‘It’s the most wonderful time of the year’, but does it always feel that way? Whether it’s your first Christmas settling in at your new address, or Barcelona’s local traditions are starting to feel familiar, the holidays can be the hardest time to be away from ‘home’. However, no matter where in the world you are, Christmas means time together as a family. While it’s not normally recommended to assume the role of couch potato and spend hours in front of the TV, watching one or two classic family films while the kids are off of school might be just what your family needs to relax and start a conversation about some of the big changes happening in your lives.
Not your usual film fare
Christmas wouldn’t be Christmas without Elf (2003), It’s a Wonderful Life (1946) and Love Actually (2003) making their annual appearance. That being said, why not branch out? Expand your viewing pleasure with these five family films that promise to teach as well as entertain this festive season.
The list has been carefully curated to delight every member of the family, while simultaneously creating the possibility for discussing your transition abroad. Examining the ideas of having to say goodbye, leaving behind all that’s familiar, struggling to fit in, and moving forward, these titles are all PG and contain wonderful lessons that are hard to teach in daily life. Once the credits roll, you can ask your youngsters and teens how they identify with the movie’s characters, and turn their trials and tribulations into a real life lesson on adaptation.
1. Paddington (2014)
An accident-prone bear from deepest Peru arrives in the UK searching for a home, but finds himself lost at Paddington station. Discovering a label around his neck, ‘Please look after this bear’, the Brown family makes Paddington feel welcome.
This film celebrates a modern London at its multicultural best. Try chatting afterwards about Barcelona’s own mix of cultures and different communities. Paddington’s initial loneliness upon arriving in a new place and the plot’s message of helping everybody to fit in apply to societies all over the world.
2. Inside Out (2015)
Introducing characters Joy, Sadness, Fear, Anger and Disgust, the five emotions that help 11-year-old Riley Andersen cope with her family’s move to San Francisco.
Inside Out is pure delight for ages 6 to 60. In its smart and funny way, the film shows how all our emotions serve a function in our everyday lives, and will help children gain a better understanding of their own mental world and how their range of emotions play an important role. Riley’s transition on-screen will help you discuss some of life’s challenges off-screen, such as growing up, not always getting your way, missing old friends, observing your parents struggle with their own problems, and managing negative emotions to try to find happiness in new situations. In the end, the film’s resolution proves that we’re never as alone as we think we are.
3. Kiki’s Delivery Service (1989)

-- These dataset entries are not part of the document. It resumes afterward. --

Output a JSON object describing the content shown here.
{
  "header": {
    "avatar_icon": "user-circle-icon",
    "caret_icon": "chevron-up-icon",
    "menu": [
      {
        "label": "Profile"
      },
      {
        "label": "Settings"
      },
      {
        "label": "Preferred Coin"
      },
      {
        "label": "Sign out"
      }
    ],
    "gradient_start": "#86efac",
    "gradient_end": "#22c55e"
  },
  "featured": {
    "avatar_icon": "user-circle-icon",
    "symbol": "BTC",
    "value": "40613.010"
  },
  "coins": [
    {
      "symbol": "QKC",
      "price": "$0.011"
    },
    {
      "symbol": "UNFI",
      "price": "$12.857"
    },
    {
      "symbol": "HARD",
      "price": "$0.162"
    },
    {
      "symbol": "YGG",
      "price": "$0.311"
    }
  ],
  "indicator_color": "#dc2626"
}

Escape the recurring Disney/Pixar style and cosy up with this slice of Japanese anime from director Hayao Miyazaki, creator of the fantastic mystery Spirited Away (2001).
Kiki, the film’s star, is a witch in training. As the film progresses, a major theme becomes Kiki’s transition into adulthood. While being raised by loving parents who support her independence, Kiki is faced with problems common in adolescence such as finding a job, seeking acceptance and taking care of herself. Does this ring a bell with your teenagers?

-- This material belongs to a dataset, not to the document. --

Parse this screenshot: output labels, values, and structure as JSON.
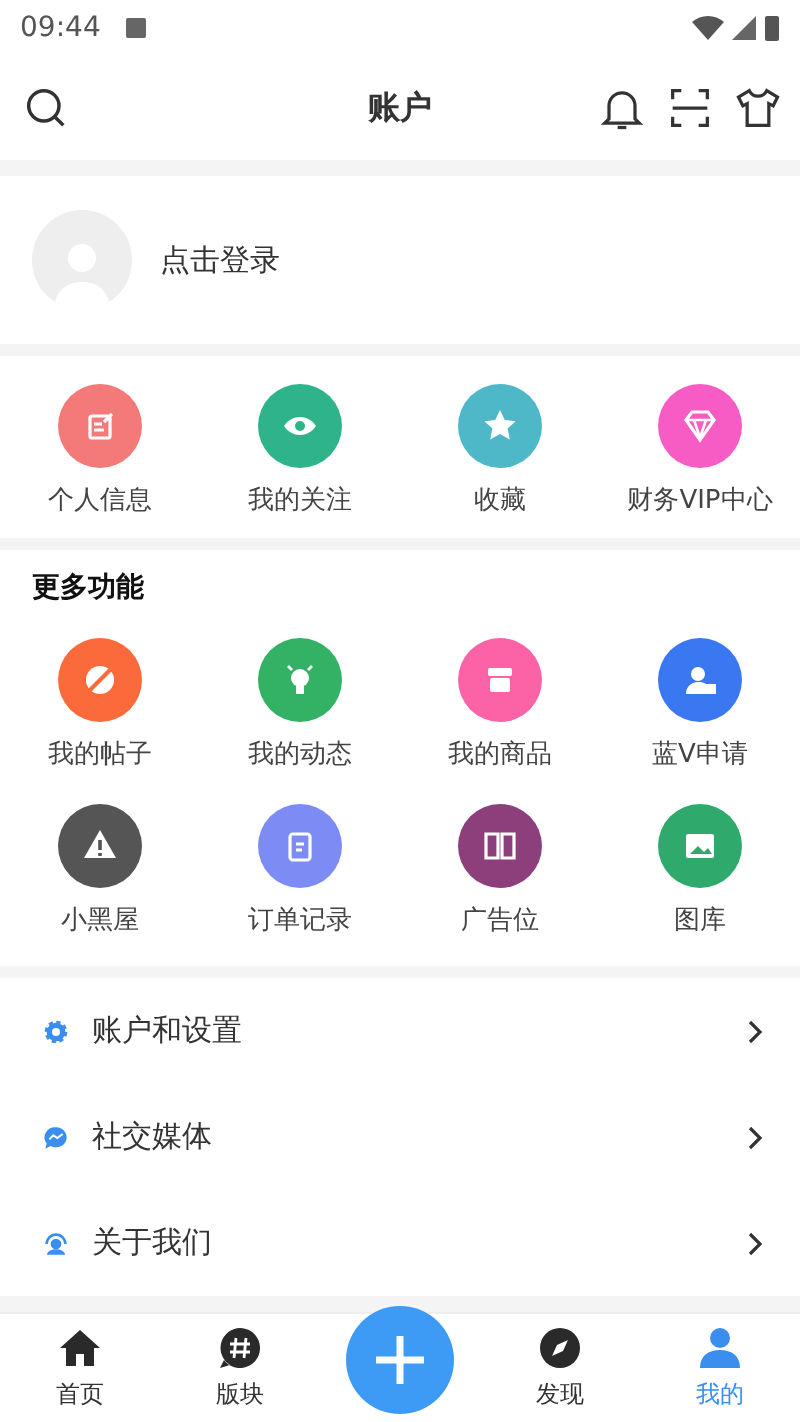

When Kiki loses her ability to fly due to her own self-doubts, it is by far the worst crisis she has to face during the film. While your children may feel similarly self-conscious and vulnerable in a new neighbourhood and a new school, surrounded by people speaking a language they may or may not have a good command of, is it possible that such vulnerability can help them learn valuable lessons and better understand themselves?
4. Felix (2013)

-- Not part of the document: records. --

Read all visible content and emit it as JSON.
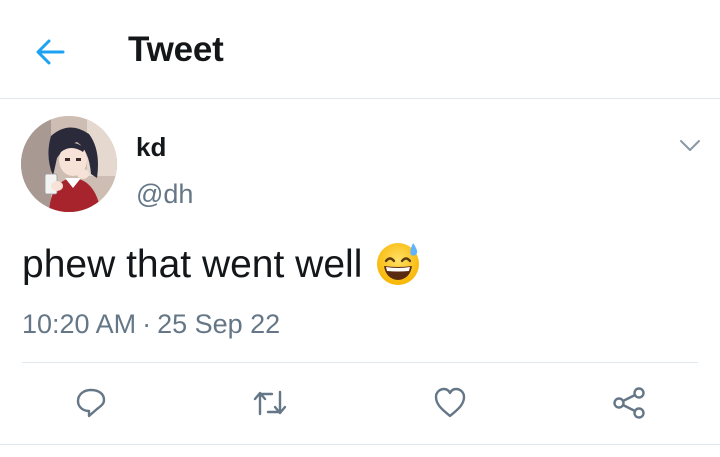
{
  "header": {
    "title": "Tweet",
    "back_icon": "arrow-left-icon"
  },
  "tweet": {
    "author_name": "kd",
    "author_handle": "@dh",
    "text": "phew that went well",
    "emoji": "grinning-face-with-sweat",
    "time": "10:20 AM",
    "separator": "·",
    "date": "25 Sep 22"
  },
  "actions": [
    {
      "name": "reply",
      "icon": "reply-icon"
    },
    {
      "name": "retweet",
      "icon": "retweet-icon"
    },
    {
      "name": "like",
      "icon": "heart-icon"
    },
    {
      "name": "share",
      "icon": "share-icon"
    }
  ],
  "colors": {
    "accent": "#1da1f2",
    "text": "#14171a",
    "secondary": "#657786",
    "divider": "#e1e8ed"
  }
}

Continuing to pursue hobbies that you’ve always enjoyed is an effective transition tool, allowing for life to stay somewhat the same. For 13-year-old Felix, music is one such interest. When he wins a scholarship to a prestigious school, he finds his world turned upside down, and music seems to be the only thing he can rely on, the only thing that gives him confidence. At one point, presented with an opportunity to do what he loves and possibly make a new group of friends in the process, Felix plucks up the courage to audition for his school’s jazz concert, even though he can’t read music. As his musical prowess grows, a notable talent for the saxophone wows his classmates.
See if this comedy-drama can spark a dialogue about reviving your kids’ previous hobbies, or what new extracurricular activities they can take up in 2018.
Winter wouldn’t be the same without the ‘lovable loser’, Charlie Brown. Your little ones might not recognise the cartoon character, but for those of you who remember the original comic strip, this animation serves those memories with affection. Reminisce as the original Peanuts gang comes together again and Charlie Brown starts a brand new school.
Featuring a schoolboy crush, belly laughs and adventures all around, this festive family film exemplifies universal messages of friendship, fitting in, dreaming big and winning the love of your life.
There are 8,760 hours in a year. Watching these five family films this holiday season will not only entertain those young and old, but will make you reconsider how you might use your time.